I am delighted that a judge yesterday ruled that the Fast Track asylum appeals system is illegal. It is the most appalling abuse, specifically designed to limit the capacity of individuals in life threatening circumstances to properly develop and present their legal case and put it before a judge. The system of putting law-abiding people, often families, into detention harsher than our harshest maximum security prisons, allowed just one hour a day out of a tiny cell for exercise, is a minor inconvenience compared to the fundamental denial of proper right to justice. The recent unjust deportation of Majid Ali was just the latest of a series of fast track cases I have encountered. Nadira has finished the script of a short film about a tragic couple, based on substantial research of true stories of fast track detention, and is developing the production.
Reading online comments on media articles about this judgement, it is extraordinary how many people have forgotten that this dreadfully inhumane fast track scheme was introduced by New Labour, and its parents were Jack Straw, Lord Falconer, and the rest of the callous war criminals.
I agree entirely with the campaigners who state that having rightly ruled fast track illegal because of its denial of justice, to suspend the judgement while the government appeals is entirely illogical, and holds that denial of justice is less important than inconvenience to the executive. Theresa May is sufficiently bloody-minded to go ahead with fast track deportations in the interim. I fear she will even speed them up.

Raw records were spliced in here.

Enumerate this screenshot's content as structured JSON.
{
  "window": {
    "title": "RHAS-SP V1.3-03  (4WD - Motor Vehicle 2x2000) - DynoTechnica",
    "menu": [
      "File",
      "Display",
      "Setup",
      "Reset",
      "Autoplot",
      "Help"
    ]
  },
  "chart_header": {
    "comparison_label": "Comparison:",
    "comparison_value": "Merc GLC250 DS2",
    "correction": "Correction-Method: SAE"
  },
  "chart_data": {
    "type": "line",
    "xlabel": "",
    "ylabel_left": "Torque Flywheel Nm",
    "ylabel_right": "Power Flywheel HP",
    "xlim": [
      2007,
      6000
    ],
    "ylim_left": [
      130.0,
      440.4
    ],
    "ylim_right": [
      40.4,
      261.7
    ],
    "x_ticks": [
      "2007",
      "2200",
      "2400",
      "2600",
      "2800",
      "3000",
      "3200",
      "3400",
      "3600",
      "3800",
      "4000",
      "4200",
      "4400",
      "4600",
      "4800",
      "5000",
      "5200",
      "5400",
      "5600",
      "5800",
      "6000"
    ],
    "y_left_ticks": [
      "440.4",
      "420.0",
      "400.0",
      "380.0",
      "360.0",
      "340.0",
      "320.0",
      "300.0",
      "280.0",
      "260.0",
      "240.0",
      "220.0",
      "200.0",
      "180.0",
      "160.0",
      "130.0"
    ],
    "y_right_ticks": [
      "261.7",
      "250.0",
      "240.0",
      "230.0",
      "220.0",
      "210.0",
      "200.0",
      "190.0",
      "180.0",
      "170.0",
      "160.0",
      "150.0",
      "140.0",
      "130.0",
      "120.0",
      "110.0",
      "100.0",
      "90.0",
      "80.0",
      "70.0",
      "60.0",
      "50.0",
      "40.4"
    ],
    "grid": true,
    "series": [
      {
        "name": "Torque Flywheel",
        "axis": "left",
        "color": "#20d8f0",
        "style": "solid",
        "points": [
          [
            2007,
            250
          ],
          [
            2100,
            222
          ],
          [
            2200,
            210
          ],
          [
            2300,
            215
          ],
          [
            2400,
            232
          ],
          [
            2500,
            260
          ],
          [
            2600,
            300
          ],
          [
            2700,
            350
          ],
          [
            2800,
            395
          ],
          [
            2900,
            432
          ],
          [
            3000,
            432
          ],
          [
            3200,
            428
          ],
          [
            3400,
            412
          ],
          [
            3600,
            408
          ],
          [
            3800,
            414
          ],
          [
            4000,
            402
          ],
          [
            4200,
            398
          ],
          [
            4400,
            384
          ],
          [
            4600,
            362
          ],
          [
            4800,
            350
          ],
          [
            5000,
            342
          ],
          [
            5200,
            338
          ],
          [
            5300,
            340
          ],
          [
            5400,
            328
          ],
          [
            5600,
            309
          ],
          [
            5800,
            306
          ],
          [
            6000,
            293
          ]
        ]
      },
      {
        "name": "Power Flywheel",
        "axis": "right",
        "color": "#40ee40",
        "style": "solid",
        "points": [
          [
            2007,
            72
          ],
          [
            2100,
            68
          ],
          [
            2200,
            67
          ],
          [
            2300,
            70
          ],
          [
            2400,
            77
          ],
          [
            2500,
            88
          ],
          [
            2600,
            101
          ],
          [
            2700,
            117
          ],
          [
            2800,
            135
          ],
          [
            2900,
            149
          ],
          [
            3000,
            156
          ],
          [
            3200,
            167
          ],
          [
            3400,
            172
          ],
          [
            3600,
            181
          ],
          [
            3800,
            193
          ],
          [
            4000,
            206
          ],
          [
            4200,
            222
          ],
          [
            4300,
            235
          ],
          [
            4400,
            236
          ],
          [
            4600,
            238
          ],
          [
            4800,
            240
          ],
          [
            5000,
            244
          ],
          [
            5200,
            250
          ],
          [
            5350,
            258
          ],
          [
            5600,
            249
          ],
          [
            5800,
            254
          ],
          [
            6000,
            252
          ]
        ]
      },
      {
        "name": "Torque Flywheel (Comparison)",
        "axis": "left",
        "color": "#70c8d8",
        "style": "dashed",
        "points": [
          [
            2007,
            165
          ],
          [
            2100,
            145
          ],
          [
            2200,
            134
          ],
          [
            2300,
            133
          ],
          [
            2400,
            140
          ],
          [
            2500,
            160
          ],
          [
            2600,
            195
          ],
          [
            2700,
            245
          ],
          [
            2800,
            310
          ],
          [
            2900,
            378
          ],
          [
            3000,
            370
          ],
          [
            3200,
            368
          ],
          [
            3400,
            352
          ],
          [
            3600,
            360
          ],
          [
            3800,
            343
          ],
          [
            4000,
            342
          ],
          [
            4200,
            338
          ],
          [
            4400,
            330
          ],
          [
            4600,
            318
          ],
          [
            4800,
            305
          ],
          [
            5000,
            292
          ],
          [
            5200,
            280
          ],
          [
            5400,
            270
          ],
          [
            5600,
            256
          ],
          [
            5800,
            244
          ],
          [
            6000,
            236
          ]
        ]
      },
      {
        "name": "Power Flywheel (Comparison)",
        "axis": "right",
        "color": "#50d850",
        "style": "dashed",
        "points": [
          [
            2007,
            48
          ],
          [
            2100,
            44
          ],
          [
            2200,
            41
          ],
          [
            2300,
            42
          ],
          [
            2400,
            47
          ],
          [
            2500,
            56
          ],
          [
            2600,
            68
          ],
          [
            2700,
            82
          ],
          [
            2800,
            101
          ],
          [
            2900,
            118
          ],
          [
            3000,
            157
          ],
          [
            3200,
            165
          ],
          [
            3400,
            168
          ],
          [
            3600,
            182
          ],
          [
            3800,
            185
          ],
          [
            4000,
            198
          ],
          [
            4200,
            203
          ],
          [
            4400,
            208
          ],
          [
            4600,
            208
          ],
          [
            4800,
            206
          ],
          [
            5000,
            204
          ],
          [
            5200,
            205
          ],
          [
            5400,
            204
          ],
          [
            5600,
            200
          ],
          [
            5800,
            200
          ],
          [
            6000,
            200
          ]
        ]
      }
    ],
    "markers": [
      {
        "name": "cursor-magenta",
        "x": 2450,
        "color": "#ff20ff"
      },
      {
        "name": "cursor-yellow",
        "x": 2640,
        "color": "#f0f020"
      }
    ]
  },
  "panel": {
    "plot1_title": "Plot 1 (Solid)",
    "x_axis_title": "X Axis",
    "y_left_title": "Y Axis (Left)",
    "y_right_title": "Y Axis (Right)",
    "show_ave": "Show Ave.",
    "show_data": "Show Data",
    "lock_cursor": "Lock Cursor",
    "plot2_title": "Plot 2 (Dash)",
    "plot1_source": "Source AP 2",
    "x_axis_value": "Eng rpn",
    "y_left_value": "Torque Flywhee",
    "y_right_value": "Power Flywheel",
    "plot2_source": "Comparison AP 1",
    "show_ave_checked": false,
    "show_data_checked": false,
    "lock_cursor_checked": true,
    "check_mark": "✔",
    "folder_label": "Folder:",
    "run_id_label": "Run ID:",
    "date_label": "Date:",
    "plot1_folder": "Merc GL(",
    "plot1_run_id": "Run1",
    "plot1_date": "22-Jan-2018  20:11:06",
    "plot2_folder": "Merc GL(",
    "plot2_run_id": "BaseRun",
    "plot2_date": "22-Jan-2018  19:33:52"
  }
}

I am on my own fast track at the moment. A week today I have to leave for Ghana, and before I go I have finally to put the finishing touches to Sikunder Burnes and get it to the publisher. So forgive me if I disappear for a bit.